Finally, and non-trivially, the battery only gets me through the day. So does the iPhone battery only get me through the day, but I can turn off the 3G and then use it for following all my RSS feeds, playing my podcasts, getting texts, and exactly as much mail and phone and Twitter-app use as the Bold. And the iPhone will charge off the USB line out of the PC, whereas if the Bold is getting power off its USB, it’s sure not doing it fast enough to top up during the day.

Long story short: I think that if you’re somebody who needs to carry a Blackberry for work, the Bold is legitimately a world-beater and the best of breed for RIM’s signature product. And I’m not alone – Stephen Fry, who owns and travels with seven iPhones, thinks the Bold is RIM’s best device ever (handily pwning the disastrous Blackbery Storm). But the fact is, our team gets a choice between the Bold and the iPhone, and nobody who didn’t already have an iPhone took the Bold.

Of course, I’ll be carrying both for the foreseeable future. Or at least until the Pro Bowl when my turn as the hotline emergency response tech ends. Hazing is fun, isn’t it?

* I don’t care how cool you think he is, Barack Obama – and there’s a zinger coming on his middle name, wait for it – still looks like a tool with that thing clipped to his belt. There is no way anyone can clip on a cellphone and not look like a paste-eater, and I say this as a man who once priced a shoulder holster for a Palm III.

** Our Lord gets a nickel.

If the thundercloud passes rain…

“Well, I don’t know what will happen now. We’ve got some difficult days ahead. But it really doesn’t matter with me now, because I’ve been to the mountaintop.

And I don’t mind.

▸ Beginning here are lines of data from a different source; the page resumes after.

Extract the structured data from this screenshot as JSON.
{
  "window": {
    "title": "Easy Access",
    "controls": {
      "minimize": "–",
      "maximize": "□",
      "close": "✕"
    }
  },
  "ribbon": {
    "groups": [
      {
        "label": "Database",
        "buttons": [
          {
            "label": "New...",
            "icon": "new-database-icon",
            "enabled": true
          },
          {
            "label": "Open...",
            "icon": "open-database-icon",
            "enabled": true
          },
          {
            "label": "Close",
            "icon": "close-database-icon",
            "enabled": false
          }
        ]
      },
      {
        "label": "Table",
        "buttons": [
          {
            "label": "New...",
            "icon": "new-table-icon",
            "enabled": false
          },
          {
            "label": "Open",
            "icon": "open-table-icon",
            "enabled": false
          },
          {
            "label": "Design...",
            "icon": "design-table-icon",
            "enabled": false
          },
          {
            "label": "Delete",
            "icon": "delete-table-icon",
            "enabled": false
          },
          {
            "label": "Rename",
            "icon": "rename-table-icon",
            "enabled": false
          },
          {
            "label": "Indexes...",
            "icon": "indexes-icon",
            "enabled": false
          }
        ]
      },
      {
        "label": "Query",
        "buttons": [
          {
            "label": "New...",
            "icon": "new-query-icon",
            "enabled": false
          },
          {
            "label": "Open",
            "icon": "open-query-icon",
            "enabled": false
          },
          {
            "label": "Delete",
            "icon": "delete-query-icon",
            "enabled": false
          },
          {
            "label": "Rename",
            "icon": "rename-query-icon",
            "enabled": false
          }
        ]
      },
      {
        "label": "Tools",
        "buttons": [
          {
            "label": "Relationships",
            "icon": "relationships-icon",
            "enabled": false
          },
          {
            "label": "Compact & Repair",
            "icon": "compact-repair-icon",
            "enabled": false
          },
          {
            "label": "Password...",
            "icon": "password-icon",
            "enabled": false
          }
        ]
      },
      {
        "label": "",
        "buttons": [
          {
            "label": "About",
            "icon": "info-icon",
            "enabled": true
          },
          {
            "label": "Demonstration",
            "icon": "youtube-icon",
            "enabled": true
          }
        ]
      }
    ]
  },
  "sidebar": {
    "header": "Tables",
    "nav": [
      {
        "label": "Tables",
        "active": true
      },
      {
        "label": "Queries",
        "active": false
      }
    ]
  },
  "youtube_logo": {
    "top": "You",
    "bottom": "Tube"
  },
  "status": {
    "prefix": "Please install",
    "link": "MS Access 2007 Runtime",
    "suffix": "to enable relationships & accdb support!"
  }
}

Like anybody, I would like to live a long life. Longevity has its place. But I’m not concerned about that now. I just want to do God’s will. And He’s allowed me to go up to the mountain. And I’ve looked over. And I’ve seen the Promised Land. I may not get there with you. But I want you to know tonight, that we, as a people, will get to the promised land!

And so I’m happy, tonight.

I’m not worried about anything.

I’m not fearing any man!

Mine eyes have seen the glory of the coming of the Lord!!”

Policy Dispute

I know the about-to-be-President is on the other side of this from me, and he’s WRONG, and I will tell you why: you could put off the digital TV switchover for FIFTY YEARS and at the end of it you would still have people complaining that they’re not ready to make the move yet. I have heard something about this literally at every commercial break on channel 11 here in the Bay Area for well over a year now. A media that drops the ball on nearly every news item of significance has covered the upcoming digital transition as if it were man landing on the planet Mars in a spaceship made out of diamonds and breasts.

Yes, there are end users consumers out there who somehow, some way, have not yet figured out that the magic talky box will stop working in the middle of February. The correct answer is screw ’em. The dogs bark, but the caravan proceeds. If you allow your technology to be dictated by the least among your user base, you will get HOSED.

So yeah, I officially have a difference with the administration. Looky there!

You Have Got To Be !-ing Kidding Me.

If this had happened with a Democratic President and Secretary of State, the gasbags would be losing their S all over talk radio and Fox News. The Prime Minister of a country that wouldn’t exist without the blind support of the United States is going to get up there and start crowing about how he’s got George’s pecker in his pocket? All the shit we take, all the trouble we get all over the world – and they’re going to punk out the President like that?

Obama better take some time on day one to get on the phone and warn some folks that South Side rules are now in effect for this kind of thing. The next words I hear from Ehud Olmert better be whatever is the Hebrew for “Not in the face!”